This piece is one of the only things I think I’ve written with a purpose. A few years ago, the remake of the Titanic was coming out, and in one of the ads for the movie was a scene I’ll never forget. It was an old man and woman, lying in bed in the dark cabin, holding each other as the water rose around them. It was so powerful. The world was ending, they were dying, and all they wanted was to spend their last moments together. It blew me away and I wanted to try and capture something similar. This was the result
I’m running through the streets. The clock on the bank sign reads 11:55 right before it explodes into a shower of glittering glass. I can make it, five minutes, less than half a mile, I can do this. People are screaming and running, crowding the streets as the flames glow an angry red in the sky. I pass a grandfather, weeping silently on concrete steps.
I told her to meet me at the café by noon.

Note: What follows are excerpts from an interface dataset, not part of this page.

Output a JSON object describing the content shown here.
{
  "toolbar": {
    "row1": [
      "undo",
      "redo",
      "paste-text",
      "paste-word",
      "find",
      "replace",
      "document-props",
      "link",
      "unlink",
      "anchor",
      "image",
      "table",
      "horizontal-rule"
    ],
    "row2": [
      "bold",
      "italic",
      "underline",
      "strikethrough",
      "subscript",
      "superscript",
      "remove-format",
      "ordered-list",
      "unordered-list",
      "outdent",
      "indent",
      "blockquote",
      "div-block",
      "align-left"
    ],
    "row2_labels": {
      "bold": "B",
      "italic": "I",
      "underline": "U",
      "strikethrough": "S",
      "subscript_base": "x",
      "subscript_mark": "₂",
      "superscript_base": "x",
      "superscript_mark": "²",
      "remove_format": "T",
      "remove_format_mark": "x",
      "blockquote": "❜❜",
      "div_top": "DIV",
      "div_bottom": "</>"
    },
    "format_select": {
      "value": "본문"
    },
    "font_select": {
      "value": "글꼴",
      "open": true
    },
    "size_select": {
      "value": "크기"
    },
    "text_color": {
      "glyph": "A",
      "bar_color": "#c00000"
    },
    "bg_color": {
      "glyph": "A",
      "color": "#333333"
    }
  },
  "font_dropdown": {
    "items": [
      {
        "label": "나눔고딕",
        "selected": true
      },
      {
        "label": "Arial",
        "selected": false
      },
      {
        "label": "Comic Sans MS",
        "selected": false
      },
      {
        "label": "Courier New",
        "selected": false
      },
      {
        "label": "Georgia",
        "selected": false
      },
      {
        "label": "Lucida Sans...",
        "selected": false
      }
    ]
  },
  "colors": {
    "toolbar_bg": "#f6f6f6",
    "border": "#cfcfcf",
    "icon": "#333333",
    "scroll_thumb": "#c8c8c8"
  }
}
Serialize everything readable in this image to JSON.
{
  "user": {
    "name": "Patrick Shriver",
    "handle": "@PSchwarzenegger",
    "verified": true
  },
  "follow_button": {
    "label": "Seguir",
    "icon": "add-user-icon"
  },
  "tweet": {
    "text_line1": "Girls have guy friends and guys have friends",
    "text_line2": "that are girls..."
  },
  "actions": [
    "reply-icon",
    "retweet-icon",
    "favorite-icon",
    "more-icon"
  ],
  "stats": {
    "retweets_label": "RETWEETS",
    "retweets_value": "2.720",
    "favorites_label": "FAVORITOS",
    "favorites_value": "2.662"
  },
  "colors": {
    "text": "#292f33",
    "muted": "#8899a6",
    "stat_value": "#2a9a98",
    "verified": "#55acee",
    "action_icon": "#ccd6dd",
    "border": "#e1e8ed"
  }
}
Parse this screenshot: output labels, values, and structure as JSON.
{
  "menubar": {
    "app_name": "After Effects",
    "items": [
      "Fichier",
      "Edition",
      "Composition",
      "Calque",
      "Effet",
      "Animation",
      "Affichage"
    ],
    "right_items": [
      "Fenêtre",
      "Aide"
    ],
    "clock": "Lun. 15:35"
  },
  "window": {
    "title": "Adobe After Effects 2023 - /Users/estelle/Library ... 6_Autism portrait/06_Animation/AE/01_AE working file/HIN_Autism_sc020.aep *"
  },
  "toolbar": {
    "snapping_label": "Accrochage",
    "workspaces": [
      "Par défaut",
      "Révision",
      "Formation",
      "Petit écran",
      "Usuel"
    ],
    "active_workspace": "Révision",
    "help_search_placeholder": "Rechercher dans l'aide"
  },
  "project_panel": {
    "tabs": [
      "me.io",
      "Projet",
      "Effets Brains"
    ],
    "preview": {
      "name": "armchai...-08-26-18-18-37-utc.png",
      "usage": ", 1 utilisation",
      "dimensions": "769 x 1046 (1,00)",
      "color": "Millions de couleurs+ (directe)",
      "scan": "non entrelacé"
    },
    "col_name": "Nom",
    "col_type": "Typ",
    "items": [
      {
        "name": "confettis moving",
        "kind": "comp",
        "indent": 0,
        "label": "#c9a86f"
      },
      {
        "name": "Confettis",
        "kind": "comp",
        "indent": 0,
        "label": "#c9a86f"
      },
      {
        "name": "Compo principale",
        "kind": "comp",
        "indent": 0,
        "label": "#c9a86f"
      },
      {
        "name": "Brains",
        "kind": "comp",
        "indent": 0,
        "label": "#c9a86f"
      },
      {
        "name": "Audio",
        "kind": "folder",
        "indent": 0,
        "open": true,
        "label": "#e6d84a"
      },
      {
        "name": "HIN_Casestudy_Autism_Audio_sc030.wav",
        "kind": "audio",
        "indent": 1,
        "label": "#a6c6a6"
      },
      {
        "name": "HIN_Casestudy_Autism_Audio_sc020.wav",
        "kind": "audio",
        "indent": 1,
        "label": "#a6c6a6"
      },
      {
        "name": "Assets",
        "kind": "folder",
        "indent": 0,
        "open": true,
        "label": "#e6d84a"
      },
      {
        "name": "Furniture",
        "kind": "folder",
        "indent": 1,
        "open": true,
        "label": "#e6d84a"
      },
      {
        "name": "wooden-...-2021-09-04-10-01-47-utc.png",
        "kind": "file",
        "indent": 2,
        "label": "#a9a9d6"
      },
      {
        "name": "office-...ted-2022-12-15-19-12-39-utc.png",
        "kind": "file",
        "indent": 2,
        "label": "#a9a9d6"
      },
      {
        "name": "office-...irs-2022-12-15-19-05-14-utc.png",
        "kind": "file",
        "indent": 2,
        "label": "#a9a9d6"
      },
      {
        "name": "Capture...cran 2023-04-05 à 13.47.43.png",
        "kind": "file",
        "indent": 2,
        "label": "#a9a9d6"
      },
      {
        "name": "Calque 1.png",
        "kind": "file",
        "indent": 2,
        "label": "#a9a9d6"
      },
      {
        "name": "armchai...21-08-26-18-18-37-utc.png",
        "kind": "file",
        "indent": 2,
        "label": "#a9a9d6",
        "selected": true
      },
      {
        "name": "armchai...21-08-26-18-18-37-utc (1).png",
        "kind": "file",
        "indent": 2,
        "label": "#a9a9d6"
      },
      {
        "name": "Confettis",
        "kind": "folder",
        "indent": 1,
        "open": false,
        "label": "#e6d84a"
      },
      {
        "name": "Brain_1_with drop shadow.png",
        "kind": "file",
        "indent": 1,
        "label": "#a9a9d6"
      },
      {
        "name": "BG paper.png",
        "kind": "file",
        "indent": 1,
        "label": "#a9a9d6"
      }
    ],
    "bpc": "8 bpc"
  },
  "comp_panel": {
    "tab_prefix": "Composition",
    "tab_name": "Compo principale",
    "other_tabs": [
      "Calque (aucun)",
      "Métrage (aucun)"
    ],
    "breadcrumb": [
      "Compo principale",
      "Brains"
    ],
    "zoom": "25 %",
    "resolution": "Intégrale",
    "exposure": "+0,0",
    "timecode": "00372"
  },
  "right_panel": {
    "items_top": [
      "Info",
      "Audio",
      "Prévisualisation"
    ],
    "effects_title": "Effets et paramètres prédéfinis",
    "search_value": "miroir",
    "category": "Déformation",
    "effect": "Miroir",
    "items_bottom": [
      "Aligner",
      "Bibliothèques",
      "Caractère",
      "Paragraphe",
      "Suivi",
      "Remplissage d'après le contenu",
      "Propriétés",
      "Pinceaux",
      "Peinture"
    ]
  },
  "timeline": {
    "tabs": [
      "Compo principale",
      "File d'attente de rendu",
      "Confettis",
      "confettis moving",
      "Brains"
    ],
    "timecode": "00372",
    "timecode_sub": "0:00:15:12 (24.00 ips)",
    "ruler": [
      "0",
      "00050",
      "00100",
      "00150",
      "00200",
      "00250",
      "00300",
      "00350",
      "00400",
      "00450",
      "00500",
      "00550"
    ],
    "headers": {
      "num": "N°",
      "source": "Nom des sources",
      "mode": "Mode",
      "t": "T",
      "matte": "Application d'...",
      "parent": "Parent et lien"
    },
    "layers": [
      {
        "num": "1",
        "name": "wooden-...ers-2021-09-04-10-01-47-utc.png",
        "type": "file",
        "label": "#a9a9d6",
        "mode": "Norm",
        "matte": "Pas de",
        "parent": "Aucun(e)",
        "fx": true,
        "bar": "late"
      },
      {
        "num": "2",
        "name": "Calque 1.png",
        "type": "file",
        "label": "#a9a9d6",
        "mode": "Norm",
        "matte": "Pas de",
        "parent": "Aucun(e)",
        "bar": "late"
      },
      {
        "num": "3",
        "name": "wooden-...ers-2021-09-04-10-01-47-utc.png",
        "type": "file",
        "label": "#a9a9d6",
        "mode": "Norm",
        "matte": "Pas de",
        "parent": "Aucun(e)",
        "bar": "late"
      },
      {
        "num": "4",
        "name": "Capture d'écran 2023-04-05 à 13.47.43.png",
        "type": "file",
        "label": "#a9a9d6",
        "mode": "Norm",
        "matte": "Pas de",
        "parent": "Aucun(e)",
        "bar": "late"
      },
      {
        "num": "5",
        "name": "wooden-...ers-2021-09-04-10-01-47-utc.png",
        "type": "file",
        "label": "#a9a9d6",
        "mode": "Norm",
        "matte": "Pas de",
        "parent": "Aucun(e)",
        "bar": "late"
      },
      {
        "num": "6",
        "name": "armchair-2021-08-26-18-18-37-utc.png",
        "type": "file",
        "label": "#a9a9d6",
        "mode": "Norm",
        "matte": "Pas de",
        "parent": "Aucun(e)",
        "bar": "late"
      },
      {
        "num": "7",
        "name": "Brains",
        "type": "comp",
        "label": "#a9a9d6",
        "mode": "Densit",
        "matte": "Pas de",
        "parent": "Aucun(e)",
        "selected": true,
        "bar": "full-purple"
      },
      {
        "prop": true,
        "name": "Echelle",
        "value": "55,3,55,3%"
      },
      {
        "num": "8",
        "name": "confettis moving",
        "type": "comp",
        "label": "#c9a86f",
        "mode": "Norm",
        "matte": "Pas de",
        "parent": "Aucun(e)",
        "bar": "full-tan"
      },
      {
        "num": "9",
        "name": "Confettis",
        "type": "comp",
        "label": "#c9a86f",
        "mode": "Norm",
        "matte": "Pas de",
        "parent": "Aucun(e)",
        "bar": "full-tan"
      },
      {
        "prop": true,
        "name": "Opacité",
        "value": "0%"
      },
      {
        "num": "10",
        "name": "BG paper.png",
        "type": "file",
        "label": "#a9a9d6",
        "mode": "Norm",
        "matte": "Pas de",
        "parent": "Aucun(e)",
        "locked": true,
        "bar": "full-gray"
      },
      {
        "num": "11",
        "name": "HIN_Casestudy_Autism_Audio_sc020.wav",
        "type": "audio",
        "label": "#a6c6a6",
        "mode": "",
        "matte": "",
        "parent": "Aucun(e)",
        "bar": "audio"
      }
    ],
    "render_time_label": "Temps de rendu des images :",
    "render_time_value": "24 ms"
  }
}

I can’t be late, I can’t do that to her after what she’s been through. She deserves better than that. The whistle warns me of the bomb before the explosion sends me flying off my feet. Arcs of pain shoot across my back, and my hands feel wet. A young woman lies nearby, glassy eyes staring into dark eternity. I pull myself up and keep running.
I round the corner, the café sits on the edge of the square. Flames leap and dance like demons cavorting in hell. She’s sitting at a table, watching the square burn. Her ebony hair is hanging low, past her shoulders, and it flutters in the wind. Blood drips down her face from a cut above her eye. A nearby clock reads 11:59. I walk up to her. She’s wearing a black dress, formal wear. I feel awkward in my jeans and shirt. I should have put on my father’s polo instead. She turns as I approach, her face breaking out into a beatific smile. She stands to greet me, barefoot in the ash.
I stare into her eyes, her warm hazel eyes set ablaze by the lights around us. I hear the whistling.